Items from an interface collection
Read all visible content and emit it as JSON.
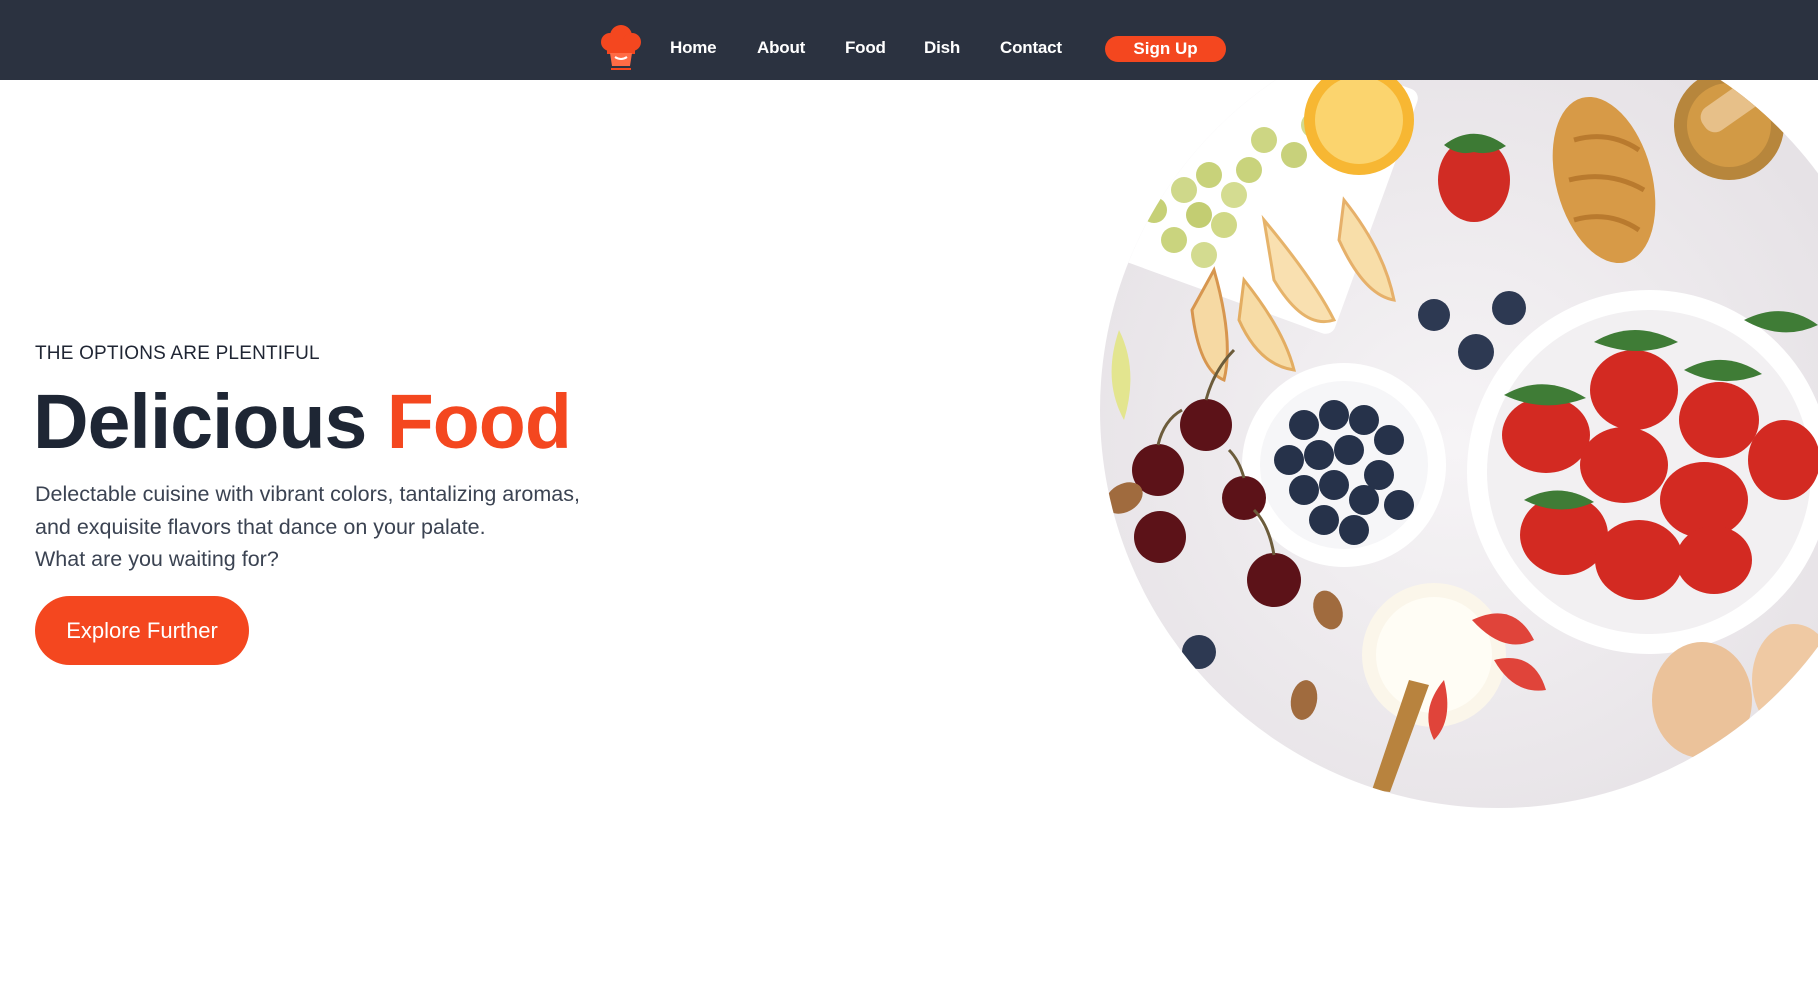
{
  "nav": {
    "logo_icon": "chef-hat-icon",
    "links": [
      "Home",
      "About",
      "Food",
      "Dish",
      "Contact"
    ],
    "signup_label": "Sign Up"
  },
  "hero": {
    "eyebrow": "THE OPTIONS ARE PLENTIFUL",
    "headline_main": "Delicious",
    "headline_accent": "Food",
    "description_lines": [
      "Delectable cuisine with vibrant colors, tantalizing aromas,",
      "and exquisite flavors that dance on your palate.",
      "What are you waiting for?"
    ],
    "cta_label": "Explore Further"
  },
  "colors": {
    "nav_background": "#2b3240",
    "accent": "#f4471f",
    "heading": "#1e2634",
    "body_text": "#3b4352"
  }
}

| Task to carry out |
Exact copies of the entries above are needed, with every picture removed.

| Result |
Read all visible content and emit it as JSON.
{
  "nav": {
    "logo_icon": "chef-hat-icon",
    "links": [
      "Home",
      "About",
      "Food",
      "Dish",
      "Contact"
    ],
    "signup_label": "Sign Up"
  },
  "hero": {
    "eyebrow": "THE OPTIONS ARE PLENTIFUL",
    "headline_main": "Delicious",
    "headline_accent": "Food",
    "description_lines": [
      "Delectable cuisine with vibrant colors, tantalizing aromas,",
      "and exquisite flavors that dance on your palate.",
      "What are you waiting for?"
    ],
    "cta_label": "Explore Further"
  },
  "colors": {
    "nav_background": "#2b3240",
    "accent": "#f4471f",
    "heading": "#1e2634",
    "body_text": "#3b4352"
  }
}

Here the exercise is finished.